“Business travel is bouncing back,” the Associated Press declared earlier this year, reporting that U.S. companies are expected to spend 5 percent more on travel in 2011 than they did in 2010 — or an estimated $239 billion. At the same time, most enterprises are asking employees to be frugal (the average cost per trip forecast in the first quarter was $538), and, increasingly, to opt for the greenest options available.
“Corporate social responsibility is a growing area of focus within business travel,” Robert C. Wade, chairman of the National Business Travel Association’s CSR committee, explained while unveiling the organization’s updated sustainability toolkit. “Well-managed programs can have a tremendous positive impact for the health of our planet, the well-being of business travelers, and the effectiveness of a company.”
Here are five tips for businesses of any size, from sole proprietors to corporate entities, looking to make their air travel a little greener:
Book a nonstop flight. About half of the carbon emissions released by airplanes happen during takeoff and landing, so the fewer stops in your itinerary, the better. Although the ticket may cost more up front, flying nonstop will save time and energy, allowing for greater productivity on the road.
Visit multiple destinations in one trip. At the risk of stating the obvious, bundling multiple destinations into a single journey instead of flying home in between trips is also more Earth-friendly. You’ll spend less on cabs and shuttles to and from your base airport (or gas and parking for your car), too.

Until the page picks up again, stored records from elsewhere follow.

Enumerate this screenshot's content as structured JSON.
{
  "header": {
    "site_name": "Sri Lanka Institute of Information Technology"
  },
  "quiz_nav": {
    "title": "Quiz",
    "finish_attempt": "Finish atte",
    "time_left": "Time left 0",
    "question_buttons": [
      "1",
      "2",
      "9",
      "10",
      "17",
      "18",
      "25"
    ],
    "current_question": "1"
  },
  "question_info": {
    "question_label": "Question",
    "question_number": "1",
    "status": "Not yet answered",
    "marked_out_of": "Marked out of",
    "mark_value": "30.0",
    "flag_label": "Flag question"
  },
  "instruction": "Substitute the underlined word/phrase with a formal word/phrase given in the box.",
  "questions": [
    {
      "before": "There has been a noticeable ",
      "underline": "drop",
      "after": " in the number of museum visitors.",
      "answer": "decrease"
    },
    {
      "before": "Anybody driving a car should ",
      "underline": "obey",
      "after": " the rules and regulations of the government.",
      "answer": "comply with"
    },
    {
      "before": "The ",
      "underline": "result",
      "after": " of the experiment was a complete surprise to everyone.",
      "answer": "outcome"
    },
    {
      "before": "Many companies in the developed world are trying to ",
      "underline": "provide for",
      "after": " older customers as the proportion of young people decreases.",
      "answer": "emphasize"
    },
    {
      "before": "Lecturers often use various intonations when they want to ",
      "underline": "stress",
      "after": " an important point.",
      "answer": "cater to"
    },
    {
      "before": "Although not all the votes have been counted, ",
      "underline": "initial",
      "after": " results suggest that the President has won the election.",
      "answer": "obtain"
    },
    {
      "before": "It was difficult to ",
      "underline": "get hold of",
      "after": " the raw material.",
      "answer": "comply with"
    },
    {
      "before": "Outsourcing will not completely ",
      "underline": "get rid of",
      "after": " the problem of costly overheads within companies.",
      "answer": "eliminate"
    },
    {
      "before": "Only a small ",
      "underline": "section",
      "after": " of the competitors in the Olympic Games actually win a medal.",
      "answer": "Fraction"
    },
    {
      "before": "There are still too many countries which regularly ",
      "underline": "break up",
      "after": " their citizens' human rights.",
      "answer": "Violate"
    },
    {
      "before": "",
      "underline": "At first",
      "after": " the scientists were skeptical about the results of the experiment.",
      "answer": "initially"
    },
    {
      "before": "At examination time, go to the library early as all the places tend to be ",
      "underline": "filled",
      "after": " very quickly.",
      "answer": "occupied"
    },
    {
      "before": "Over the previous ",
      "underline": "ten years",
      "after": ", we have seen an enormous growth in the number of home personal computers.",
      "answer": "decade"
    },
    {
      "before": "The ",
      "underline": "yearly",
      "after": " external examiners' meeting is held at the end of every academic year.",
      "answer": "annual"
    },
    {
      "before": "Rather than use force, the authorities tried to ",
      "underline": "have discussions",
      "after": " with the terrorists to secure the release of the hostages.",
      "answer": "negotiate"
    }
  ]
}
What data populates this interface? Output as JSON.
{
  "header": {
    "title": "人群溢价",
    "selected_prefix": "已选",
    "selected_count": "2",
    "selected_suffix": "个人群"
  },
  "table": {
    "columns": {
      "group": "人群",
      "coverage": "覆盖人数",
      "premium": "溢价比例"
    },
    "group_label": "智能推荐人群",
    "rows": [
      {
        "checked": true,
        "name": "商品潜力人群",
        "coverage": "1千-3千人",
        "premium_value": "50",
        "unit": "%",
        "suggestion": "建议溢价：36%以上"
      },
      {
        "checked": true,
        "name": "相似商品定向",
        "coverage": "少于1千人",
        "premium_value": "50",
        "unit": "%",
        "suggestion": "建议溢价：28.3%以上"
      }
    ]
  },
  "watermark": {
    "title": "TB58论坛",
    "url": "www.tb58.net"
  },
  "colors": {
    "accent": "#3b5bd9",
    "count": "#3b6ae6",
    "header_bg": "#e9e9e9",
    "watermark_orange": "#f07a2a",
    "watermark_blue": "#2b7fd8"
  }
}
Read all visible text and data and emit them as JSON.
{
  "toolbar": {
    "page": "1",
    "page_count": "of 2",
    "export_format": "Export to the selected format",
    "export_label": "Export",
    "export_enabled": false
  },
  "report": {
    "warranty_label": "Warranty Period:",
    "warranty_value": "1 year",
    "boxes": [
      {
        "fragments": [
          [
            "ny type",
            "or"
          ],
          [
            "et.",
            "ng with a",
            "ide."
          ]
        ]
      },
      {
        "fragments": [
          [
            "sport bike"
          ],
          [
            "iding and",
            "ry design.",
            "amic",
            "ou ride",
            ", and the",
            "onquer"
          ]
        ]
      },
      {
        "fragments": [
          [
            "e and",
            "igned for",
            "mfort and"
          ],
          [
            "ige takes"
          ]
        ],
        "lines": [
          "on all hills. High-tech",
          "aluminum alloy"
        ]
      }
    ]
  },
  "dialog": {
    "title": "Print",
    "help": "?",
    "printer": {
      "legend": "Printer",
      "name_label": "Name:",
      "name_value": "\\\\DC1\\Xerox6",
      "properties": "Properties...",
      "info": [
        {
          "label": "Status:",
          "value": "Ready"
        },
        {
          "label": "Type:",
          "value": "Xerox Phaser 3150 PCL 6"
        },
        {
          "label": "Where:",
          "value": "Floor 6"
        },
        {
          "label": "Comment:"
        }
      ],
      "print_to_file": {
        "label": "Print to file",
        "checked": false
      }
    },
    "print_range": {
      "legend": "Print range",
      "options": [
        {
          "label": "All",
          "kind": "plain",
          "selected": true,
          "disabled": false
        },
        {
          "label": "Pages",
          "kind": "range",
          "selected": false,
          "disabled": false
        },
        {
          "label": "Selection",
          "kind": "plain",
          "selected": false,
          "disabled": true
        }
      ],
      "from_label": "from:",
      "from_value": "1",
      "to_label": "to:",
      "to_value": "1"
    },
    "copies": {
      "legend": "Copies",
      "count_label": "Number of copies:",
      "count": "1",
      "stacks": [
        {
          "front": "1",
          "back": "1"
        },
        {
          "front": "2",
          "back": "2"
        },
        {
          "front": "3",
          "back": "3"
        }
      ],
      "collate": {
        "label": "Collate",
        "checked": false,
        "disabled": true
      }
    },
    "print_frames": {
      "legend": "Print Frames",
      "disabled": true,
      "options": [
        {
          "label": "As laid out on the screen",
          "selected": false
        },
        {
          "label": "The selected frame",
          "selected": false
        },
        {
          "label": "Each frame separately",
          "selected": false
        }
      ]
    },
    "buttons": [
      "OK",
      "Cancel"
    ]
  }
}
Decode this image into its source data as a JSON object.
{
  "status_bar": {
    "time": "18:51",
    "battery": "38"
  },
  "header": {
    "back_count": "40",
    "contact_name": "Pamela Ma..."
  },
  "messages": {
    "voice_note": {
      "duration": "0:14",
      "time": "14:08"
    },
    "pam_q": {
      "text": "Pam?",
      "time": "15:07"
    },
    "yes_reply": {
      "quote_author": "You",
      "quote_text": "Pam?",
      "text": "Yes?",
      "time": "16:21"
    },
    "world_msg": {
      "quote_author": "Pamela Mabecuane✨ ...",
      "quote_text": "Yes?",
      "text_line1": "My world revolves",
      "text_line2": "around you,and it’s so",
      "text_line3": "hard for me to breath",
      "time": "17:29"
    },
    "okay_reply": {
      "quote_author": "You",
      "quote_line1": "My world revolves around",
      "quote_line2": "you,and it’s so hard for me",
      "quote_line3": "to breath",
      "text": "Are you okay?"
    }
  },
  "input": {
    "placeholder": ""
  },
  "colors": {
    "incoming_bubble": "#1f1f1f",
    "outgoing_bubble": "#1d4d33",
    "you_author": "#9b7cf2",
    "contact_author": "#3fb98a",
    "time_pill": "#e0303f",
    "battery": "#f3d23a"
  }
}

Offset CO2 emissions. Carbon offsets are a way to “balance out” the greenhouse gases produced by airplanes during flight by contributing money to nonprofit groups engaged in reforestation, energy efficiency, renewable energy, and other like-minded projects worldwide. Calculating your footprint can be tricky, but it’s hard to argue with any steps a business takes to mitigate its environmental impact.
Use electronic boarding passes. As of this month, seven airlines and 101 airports across the U.S. allow passengers to opt for digital boarding passes in lieu of paper ones. Passengers download boarding passes (an encrypted two-dimensional bar code) onto their cell phones, which the TSA scans at the security checkpoint. “It was surprisingly hassle-free,” writes traveler Andy Hayes, who adds that some airlines offer bonus miles for using the new system. If you must use paper, check in online but print out boarding passes at the airport, to avoid any need to reprint in a format preferred by ticket or gate agents.
Carry a reusable water bottle. Nearly nine out of ten plastic water bottles end up in landfill. In the United States, where most sources of water are potable, buying disposable single-use containers of H20 is a waste of money, too. Carrying your own water bottle and filling it at drinking fountains or with friendly airport merchants is the way to go. To meet with TSA regulations, your bottle will need to be empty when you pass through security. (Here’s a current list of what transportation authorities will and will not allow.)